The Infectious Diseases Society of America (IDSA) and the Society for Healthcare Epidemiology of America (SHEA) have developed and published new guidelines on antibiotic stewardship in the journal Clinical Infectious Diseases.
Preauthorization of broad-spectrum antibiotics and prospective review after two or three days of treatment should form the cornerstone of antibiotic stewardship programs to ensure the right drug is prescribed at the right time for the right diagnosis. These are among the numerous recommendations included in new guidelines released by the Infectious Diseases Society of America (IDSA) and Society for Healthcare Epidemiology of America (SHEA) and published in the journal Clinical Infectious Diseases.
“Initially, antibiotic stewardship was more focused on cost savings, and physicians responded negatively to that, because they often felt it was best to give patients the newest, most expensive drug. While these programs do save hospitals money, their most important benefit is that they improve patient outcomes and reduce the emergence of antibiotic resistance. When we say stewardship, we really mean stewardship, and increasingly, doctors are realizing it’s important and necessary.” – Tamar Barlam, MD, lead co-author of the guidelines, director of the antibiotic stewardship program at Boston Medical Center and associate professor of medicine at Boston University Medical School.

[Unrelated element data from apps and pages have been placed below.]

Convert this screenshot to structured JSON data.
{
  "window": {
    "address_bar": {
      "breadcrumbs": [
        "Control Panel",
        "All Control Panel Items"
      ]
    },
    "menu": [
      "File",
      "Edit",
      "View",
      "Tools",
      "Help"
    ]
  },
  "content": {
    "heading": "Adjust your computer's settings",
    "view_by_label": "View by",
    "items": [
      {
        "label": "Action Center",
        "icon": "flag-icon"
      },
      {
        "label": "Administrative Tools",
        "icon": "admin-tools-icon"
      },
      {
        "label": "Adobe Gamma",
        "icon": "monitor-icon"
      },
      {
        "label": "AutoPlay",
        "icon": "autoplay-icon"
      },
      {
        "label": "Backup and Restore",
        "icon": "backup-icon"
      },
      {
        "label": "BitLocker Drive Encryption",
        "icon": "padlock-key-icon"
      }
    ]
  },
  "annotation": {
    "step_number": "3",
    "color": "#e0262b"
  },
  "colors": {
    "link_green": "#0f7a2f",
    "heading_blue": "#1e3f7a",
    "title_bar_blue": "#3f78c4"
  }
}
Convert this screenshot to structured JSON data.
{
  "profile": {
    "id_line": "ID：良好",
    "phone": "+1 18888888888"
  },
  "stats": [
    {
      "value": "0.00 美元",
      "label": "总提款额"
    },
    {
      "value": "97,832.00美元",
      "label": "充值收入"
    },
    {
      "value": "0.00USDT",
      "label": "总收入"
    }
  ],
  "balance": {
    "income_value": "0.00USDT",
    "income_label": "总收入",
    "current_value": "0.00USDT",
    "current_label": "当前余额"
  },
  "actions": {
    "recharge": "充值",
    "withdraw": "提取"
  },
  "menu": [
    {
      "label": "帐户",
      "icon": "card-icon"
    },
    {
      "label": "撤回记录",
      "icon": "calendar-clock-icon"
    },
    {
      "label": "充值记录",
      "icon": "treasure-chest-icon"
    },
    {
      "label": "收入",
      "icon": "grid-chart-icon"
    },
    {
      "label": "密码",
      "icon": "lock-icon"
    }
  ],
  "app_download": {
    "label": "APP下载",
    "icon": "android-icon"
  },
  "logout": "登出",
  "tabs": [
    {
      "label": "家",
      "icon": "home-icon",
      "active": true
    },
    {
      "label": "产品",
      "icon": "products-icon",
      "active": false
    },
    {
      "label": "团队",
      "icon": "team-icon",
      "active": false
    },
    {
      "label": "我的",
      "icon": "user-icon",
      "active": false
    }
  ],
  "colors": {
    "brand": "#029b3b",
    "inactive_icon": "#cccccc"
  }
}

The new guidelines replace original, outdated guidelines focus instead on specific strategies that the evidence suggests are most beneficial to ensure the program will be effective and sustainable. They also note that it is key that these programs tailor interventions based on local issues, resources and expertise. To ensure this, the guidelines recommend the programs be led by physicians and pharmacists and rely on the expertise of infectious diseases specialists.